Great point. But I disagree with your thought on things getting better in 20 to 30 years. I’d say that the poor service levels we are experiencing right now will be remembered fondly 20 to 30 years from now.
You are 100% correct! I had a connection with one of the “old” Delta Diamond reps (who has since retired) and she told me in order to work with Platinum or Diamond members, they needed to have a minimum of 5 years on the job. Now, as soon as they get out of training, they can be dealing with anyone. I have had so many experience will ill-trained, clueless and snotty reps – it is hard to remember when there was good service. I’ll double down on my comments regarding the lack of in-flight service as well…it’s just not there and they don’t care.
Rene, you are absolutely correct in saying that customer service levels were already going down prior to COVID and that COVID was a reason to lower them even more. But, I would add that we’ve seen this in most airlines, most hotels, etc. In fact, we’ve seen this in most industries. There’s a self-reinforcing loop of consumers wanting lower prices, companies needing to cut expenses, quality drops, consumers wanting an even lower price, companies needing to cut even more expenses. It is the hallmark of a commodity service or product as opposed to a value-add service or product. The vast majority of customers will not pay more for quality. The customers who are willing to pay more are oftentimes stuck.
Million miller and long time Diamond and now a United 1k. Not a fan boy post pandemic and the lounges are way to packed still due to AMEX relationship

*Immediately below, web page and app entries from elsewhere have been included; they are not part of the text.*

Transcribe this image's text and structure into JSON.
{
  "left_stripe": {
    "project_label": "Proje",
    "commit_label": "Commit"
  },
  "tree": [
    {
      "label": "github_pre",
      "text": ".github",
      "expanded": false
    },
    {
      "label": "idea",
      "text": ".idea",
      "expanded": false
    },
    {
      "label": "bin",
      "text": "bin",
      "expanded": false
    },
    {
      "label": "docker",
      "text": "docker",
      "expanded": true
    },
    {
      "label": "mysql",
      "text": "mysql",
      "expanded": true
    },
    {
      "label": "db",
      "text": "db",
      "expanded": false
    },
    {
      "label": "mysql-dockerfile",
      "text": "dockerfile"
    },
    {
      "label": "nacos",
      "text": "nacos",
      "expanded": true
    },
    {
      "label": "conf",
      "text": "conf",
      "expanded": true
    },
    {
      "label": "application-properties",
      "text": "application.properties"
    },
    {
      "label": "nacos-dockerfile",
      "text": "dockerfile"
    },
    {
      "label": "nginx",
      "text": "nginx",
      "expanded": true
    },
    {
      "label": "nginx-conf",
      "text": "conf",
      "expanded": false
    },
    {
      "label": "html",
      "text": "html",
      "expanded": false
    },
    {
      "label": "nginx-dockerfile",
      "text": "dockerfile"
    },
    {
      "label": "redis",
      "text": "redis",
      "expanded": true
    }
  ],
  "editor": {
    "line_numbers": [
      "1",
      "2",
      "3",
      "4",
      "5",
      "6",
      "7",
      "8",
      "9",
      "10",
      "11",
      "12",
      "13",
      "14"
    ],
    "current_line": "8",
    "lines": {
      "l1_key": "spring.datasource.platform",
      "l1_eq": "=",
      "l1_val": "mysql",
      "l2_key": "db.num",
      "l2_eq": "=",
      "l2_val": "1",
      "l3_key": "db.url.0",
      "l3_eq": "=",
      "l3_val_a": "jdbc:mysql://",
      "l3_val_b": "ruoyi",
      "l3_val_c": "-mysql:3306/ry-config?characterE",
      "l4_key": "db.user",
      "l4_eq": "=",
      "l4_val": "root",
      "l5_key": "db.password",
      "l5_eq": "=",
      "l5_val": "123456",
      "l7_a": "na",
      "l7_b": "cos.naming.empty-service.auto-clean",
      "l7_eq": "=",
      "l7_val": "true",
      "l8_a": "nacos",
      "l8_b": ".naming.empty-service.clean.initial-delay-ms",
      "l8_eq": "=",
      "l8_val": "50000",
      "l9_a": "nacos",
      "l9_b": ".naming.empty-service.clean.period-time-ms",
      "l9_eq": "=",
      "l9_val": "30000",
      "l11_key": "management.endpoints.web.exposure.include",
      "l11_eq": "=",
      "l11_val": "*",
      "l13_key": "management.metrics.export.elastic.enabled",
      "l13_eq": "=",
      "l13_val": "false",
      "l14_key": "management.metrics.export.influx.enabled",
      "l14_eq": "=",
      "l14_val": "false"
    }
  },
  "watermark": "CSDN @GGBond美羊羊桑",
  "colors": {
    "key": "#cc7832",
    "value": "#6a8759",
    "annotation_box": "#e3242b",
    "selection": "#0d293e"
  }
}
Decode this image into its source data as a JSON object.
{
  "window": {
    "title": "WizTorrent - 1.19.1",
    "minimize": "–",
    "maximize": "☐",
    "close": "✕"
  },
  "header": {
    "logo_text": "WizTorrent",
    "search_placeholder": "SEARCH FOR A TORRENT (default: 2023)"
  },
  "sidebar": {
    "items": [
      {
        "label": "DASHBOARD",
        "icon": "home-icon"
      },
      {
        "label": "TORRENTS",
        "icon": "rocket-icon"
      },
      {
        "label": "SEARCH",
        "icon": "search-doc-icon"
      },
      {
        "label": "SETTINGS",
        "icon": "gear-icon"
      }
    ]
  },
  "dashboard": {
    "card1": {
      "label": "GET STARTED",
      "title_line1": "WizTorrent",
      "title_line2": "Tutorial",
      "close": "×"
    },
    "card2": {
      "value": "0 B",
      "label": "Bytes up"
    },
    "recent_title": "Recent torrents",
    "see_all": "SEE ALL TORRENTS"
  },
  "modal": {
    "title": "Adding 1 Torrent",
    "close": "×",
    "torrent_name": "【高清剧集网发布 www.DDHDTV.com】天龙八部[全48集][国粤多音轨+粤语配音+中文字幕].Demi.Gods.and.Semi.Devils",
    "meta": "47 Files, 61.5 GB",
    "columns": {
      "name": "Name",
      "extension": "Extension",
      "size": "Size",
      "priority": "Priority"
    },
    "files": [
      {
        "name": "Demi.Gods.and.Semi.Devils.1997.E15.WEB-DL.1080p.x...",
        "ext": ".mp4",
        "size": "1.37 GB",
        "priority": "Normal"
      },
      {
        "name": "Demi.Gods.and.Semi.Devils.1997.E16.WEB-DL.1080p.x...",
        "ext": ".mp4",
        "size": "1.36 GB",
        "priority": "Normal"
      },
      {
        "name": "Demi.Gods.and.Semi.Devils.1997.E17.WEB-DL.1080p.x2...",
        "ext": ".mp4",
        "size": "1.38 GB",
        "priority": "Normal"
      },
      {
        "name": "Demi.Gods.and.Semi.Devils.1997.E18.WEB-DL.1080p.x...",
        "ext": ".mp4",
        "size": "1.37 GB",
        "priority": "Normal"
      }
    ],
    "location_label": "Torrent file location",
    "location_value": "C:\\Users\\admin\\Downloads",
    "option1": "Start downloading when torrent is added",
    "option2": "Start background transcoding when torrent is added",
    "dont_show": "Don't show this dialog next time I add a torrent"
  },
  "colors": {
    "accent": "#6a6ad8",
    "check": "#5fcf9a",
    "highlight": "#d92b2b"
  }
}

My husband and I flew on Delta last week to Key West. The return flight was delayed 30 minutes, so it caused my husband and I to miss our connecting flight. The customer service reps at the ATL airport could not have cared less, except for one. (Shout out to Brandy B. who actually has a heart and cares!) We were really disappointed with the lack of customer service at Delta, both in person, via Twitter, their app, and Facebook (which only redirects you to their app). We kind of expect that from other airlines, but not Delta. It’s time to rethink our loyalty.
I am a Diamond who travels for leisure, typically 5 overseas trips a year and several domestic. I can’t agree with your assessment of Delta customer service. I have enjoyed the attention of several reps post-Covid and have always had any issues resolved. Except for the obviously new rep who didn’t know the rules of using GUC’s. That would have been the only time I didn’t score a rep 5 but didn’t have the chance because I asked her to be transferred to someone who knew their stuff.
I am a Platinum and there has been some deterioration on the phone side since the pandemic, but not that I have experienced in flight. Many times, especially during 2020-21 I was having a conversation with a CSR from her home. As an example today there was a TSA cluster F…. in SYR, in precheck it took me 26 min when it normally takes 8 min max! The flight was boarding before I got through PreCheck, we boarded and the Captain came over the PA stated that he knew we were late pushing but he was going to wait for the passengers that had become delayed by TSA. Then when we landed late in ATL the lead and another FA announced that they wanted to expedite a half a dozen passengers that had to rush to their connections. The FA actually positioned herself in the aisle to row three just past me, to ensure that the subject passengers were off first. Over my forty years of flying I have seen announcements about late connections and have even been the subject, but I have never observed a proactive FA ensuring that it happened. So has customer service dropped into the toilet as I am reading? I have not experienced a degradation other than a one off FA that is having a bad day once in a while but that was true before the pandemic.